If you use other web hosting or email services, or if you have AAAA records set for the domain, continue with the instructions in the chapter Detailed SPF record settings.
Detailed SPF record settings
There can be at most one valid TXT record for SPF in DNS. If you have more than one, none of them work.
If you need to specify multiple servers and/or rules, combine their SPF records into one. To do this, it is enough to write the individual rules between the opening text v=spf1 and the ending -all. Separate rules with spaces.
Example: Mail sent via both Google and WEDOS.
Rules for individual IP addresses
If you need to include a specific IP address in the record, insert it with the prefix ip4: or ip6:. Do not put a space between the prefix and the address itself.
If you have a domain in the WEDOS Global system, add the web hosting address to the basic IPv4 record, which you can find in the Service Addresses table in its detail.
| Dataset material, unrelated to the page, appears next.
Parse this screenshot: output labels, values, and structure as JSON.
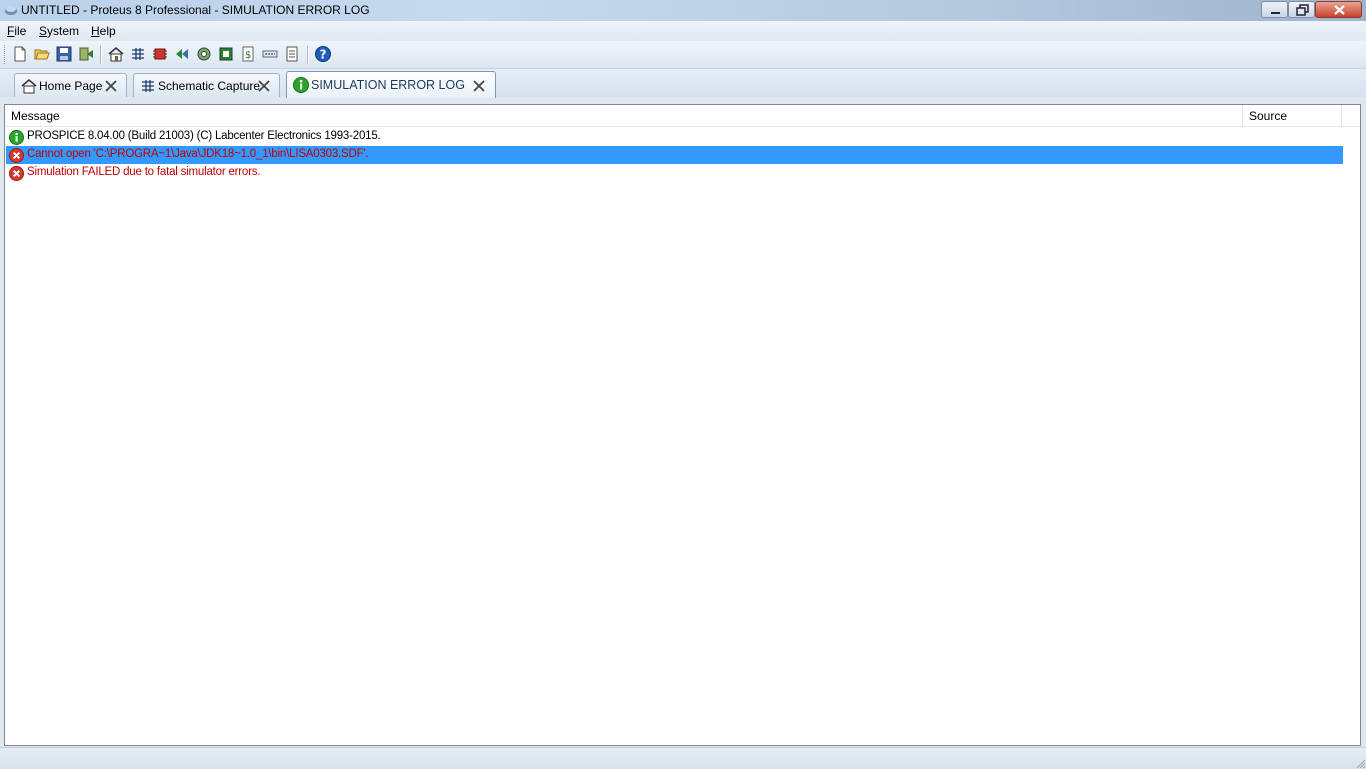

v=spf1 mx a ip4:(replace bracket with webhosting IPv4) include:_spf.we.wedos.net -all
If you have an AAAA record set for the domain, but otherwise only use WEDOS web hosting and mail hosting, add the IPv6 address to the basic record.
v=spf1 mx a ip6:(replace bracket with webhosting IPv6) include:_spf.we.wedos.net -all
Example: Mail sent from WEDOS webhosting with IPv6 2a02:2b88:1:4::4.
Rules for other providers
If you send e-mails through providers other than WEDOS, find out the form of their SPF record from the documentation or other sources of this provider.
SPF doesn’t work for multiple providers
Problem: We entered the SPF records of all our email providers and they are not working.
Solution: You must have only one SPF record for a given (sub)domain. If you have more than one, none of them work. Merge them into one according to the instructions in the chapter Detailed SPF record settings.
SPF doesn’t work for WEDOS Global domain
Problem: After adding a domain to WEDOS Global SPF record stopped working.
Solution: Add the IP address of the web hosting to the record according to the instructions in the chapter Detailed SPF record settings You can find it in the Service Addresses table in the web hosting detail.
WEDOS returns e-mails with SPF error
Problem: WEDOS returns e-mails with the following error message:
Recipient address rejected: Please see http://www.openspf.net/Why?s=helo;id=sender-domain.tld;ip=XX.XX.XX.XX;r=wes1-mx
Solution: This is a problem with the sender’s SPF: either they have it set incorrectly or not at all. Until his domain administrator (DNS) fixes the problem, WEDOS mail servers will reject messages from him.
Question: Why don’t you set the SPF record automatically?
Answer: Although a basic SPF record is usually sufficient, we do not have enough information about your mail services to set it correctly in all circumstances. Since the incorrect setting of the SPF record can completely block the mail, we leave its setting up to you, because only you have complete information about the traffic of e-mails on your domain.
Question: How do I know that a missing SPF record is responsible for mail not being delivered?
Answer: Your e-mails end up in the recipient’s SPAM, or you receive an e-mail message about undeliverability mentioning rejection based on an incorrect or missing SPF record. If you send e-mails from the website via the mail() function, undeliverability can be either in the SPF record or in the missing or incorrect return path parameter.
Question: If I send emails from a subdomain, is it enough to have an SPF record on the main domain?
Answer: No, create SPF records for each subdomain you want to send emails from as well.
Question: What does the -all part of the record mean?
Answer: -all means that the server should discard all mails that do not match the rules. This is the strictest verification option.
Question: Google documentation says ~all, you have -all. It does not matter?
Answer: The stricter the authentication option (and -all is stricter than ~all), the less likely someone else will successfully impersonate you. The downside is that with the -all option, if you really do send an email from an unverified source for some reason, the recipient will discard it without further questions. With the ~all variant, there is still a chance that the message will get through.